Using my private key, I can decrypt this message. Anyone can encrypt a message with this public key and only I can read it (unless the private key is lost or compromised). By analogy, anyone can write their own public key and receive unreadable encryption for anyone else.

## Terms

The word cryptography is derived from two other Greek words: kryptos (cryptos) – hidden, secret; And graphene (graphene) – to write. So – a record of something secret, “secret writing”.

Asymmetrical – from Proto-Indo-European prefix *sem- one, together; *meh₁- measure + suffix -τρον (-throne) second declension, means “thematically”. Prefix (prefix) a- means negation. Those. symmetry is something measurable at the same time. And asymmetry is something that is not measurable at the same time. For example, the symmetry of the eyes – something is the same for both eyes. And vice versa – asymmetrical eyes – for each eye – something different. Eye color asymmetry – heterochromia, eyes of different colors.

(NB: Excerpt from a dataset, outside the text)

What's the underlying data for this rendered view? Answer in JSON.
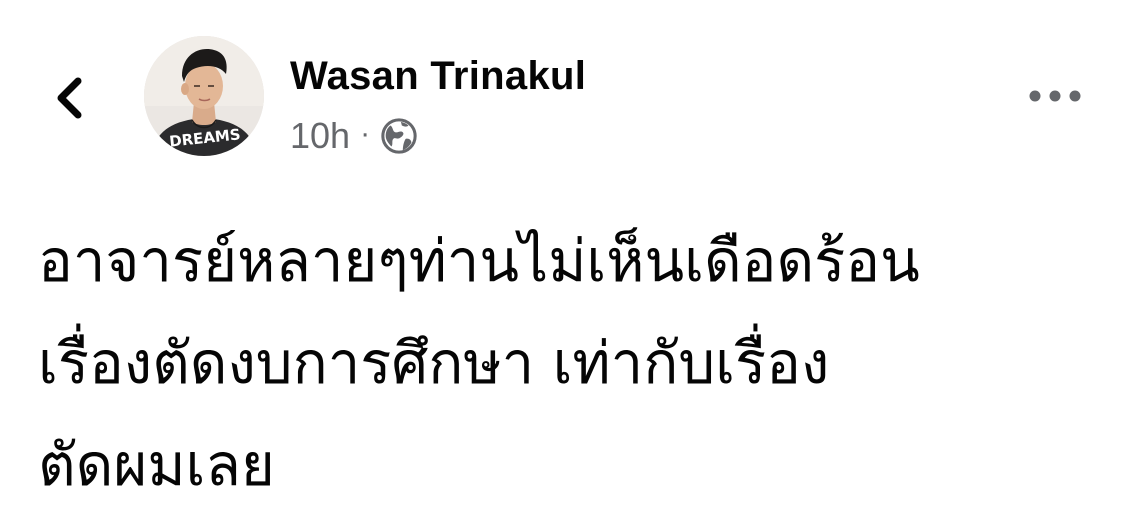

Many words in Latin are easy to understand simply from their composition, for example, a certificate. Words were formed historically, are engaged in the study etymology. Moreover, words in some languages ​​could be formed from the same word, but in different ways. For example: “secret” – from the word “to cover”, presumably from other Greek κρύπτω (crypto, hide). You can compare the etymology of the word “certificate” and its meaning in dictionaries, catch krinzh and lulz.